Capital Score

When it comes to measuring a credit union's financial strength, capital is useful. It works as a cushion against losses and provides protection for members during periods of economic instability for the credit union. When it comes to safety and soundness, the more capital, the better.

RICHMOND CITY EMPLOYEES received a score of 12 out of a possible 30 points on our test to measure the adequacy of a credit union's capital, below the national average of 15.65.

RICHMOND CITY EMPLOYEES's capitalization ratio of 12.00 percent in our test was below the average for all credit unions, suggesting that it's on less solid financial footing than its peers.

Asset Quality Score

This test is intended to try to understand how the credit union's capitalization and allocated loan loss reserves could be affected by problem assets, such as past-due loans.

Having lots of these kinds of assets may eventually require a credit union to use capital to cover losses, cutting down on its equity buffer. It also means that there are likely to be many assets that are in non-accrual status and thus aren't earning money, diminishing earnings and elevating the chances of a failure in the future.

RICHMOND CITY EMPLOYEES did better than the national average of 38.09 on Bankrate's asset quality test, racking up 40 out of a possible 40 points .

A lower-than-average ratio of problem assets of 0.00 percent in our test was potentially indicative of greater financial strength than other credit unions.

Earnings score

A credit union's ability to earn money affects its long-term survivability. Earnings can be retained by the credit union, increasing its capital buffer, or be used to deal with problematic loans, likely making the credit union better able to withstand financial trouble. However, credit unions that are losing money are less able to do those things.

RICHMOND CITY EMPLOYEES underperformed the average on Bankrate's test of earnings, achieving a score of 0 out of a possible 30.

One indication that the credit union is running ahead of its peers in this area was its earnings ratio of 0.00 percent in our test, higher than the average for all credit unions.

WHAT IS SAFE & SOUND?

Bankrate.com's Safe & Sound Ratings provide a star rating system to evaluate the current financial status of financial institutions.
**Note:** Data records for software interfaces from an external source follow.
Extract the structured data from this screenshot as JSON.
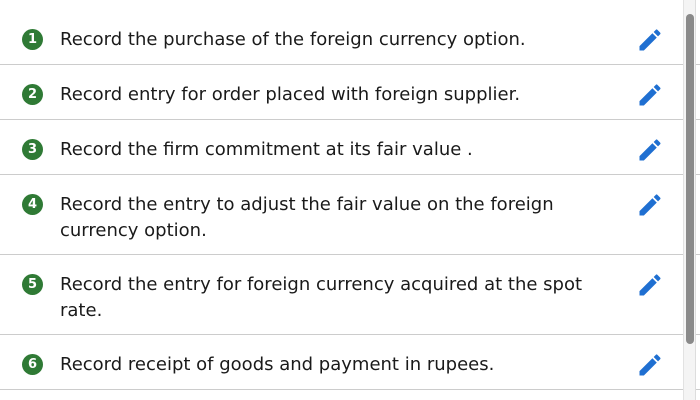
{
  "steps": [
    {
      "number": "1",
      "text": "Record the purchase of the foreign currency option."
    },
    {
      "number": "2",
      "text": "Record entry for order placed with foreign supplier."
    },
    {
      "number": "3",
      "text": "Record the firm commitment at its fair value ."
    },
    {
      "number": "4",
      "text": "Record the entry to adjust the fair value on the foreign currency option."
    },
    {
      "number": "5",
      "text": "Record the entry for foreign currency acquired at the spot rate."
    },
    {
      "number": "6",
      "text": "Record receipt of goods and payment in rupees."
    }
  ],
  "icons": {
    "edit": "pencil-icon"
  },
  "colors": {
    "badge": "#2f7a35",
    "edit_icon": "#1f6fd1",
    "divider": "#cccccc"
  }
}
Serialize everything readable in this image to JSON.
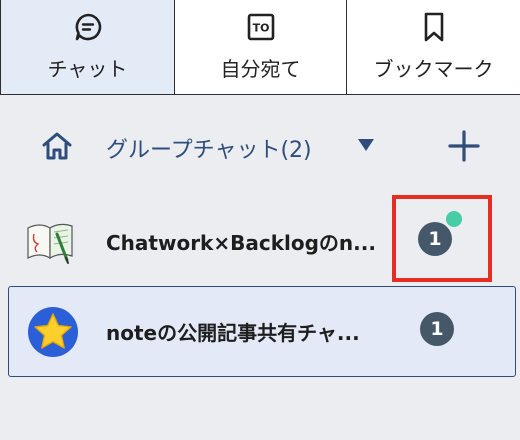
{
  "tabs": [
    {
      "label": "チャット",
      "icon": "chat-bubble-icon",
      "selected": true
    },
    {
      "label": "自分宛て",
      "icon": "to-icon",
      "icon_text": "TO"
    },
    {
      "label": "ブックマーク",
      "icon": "bookmark-icon"
    }
  ],
  "group_header": {
    "title": "グループチャット(2)",
    "home_icon": "home-icon",
    "dropdown_icon": "caret-down-icon",
    "add_icon": "plus-icon"
  },
  "rooms": [
    {
      "name": "Chatwork×Backlogのn...",
      "unread": "1",
      "avatar": "notebook-icon",
      "online": true
    },
    {
      "name": "noteの公開記事共有チャ...",
      "unread": "1",
      "avatar": "star-icon",
      "selected": true
    }
  ],
  "colors": {
    "accent": "#2f4d7a",
    "badge": "#445869",
    "online": "#48cba7",
    "highlight": "#e62d21",
    "selected_bg": "#e3e9f6"
  }
}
The information gathered about banks, credit unions and thrifts is updated as set forth in the Terms of Use of Safe & Sound Ratings and Reports. The Safe & Sound Ratings information is grouped by categories of banks, thrifts and credit unions.

Scoring methodology

Bankrate.com evaluates the financial condition of institutions and assigns a one- to five-star rating for each with five stars representing the highest rating. Institutions with satisfactory performance will generally receive a rating of three or more stars. The majority of institutions fall into the three- to four-star range. An institution with an "NR" rating may be too new to rate or may have limited the publicly available information in their regulatory filings. The "NR" is not an indication of financial strength or weakness. The Safe & Sound rating is believed to be reliable, but the information is not guaranteed. In addition, events since the information was collected may have altered the institution's financial condition.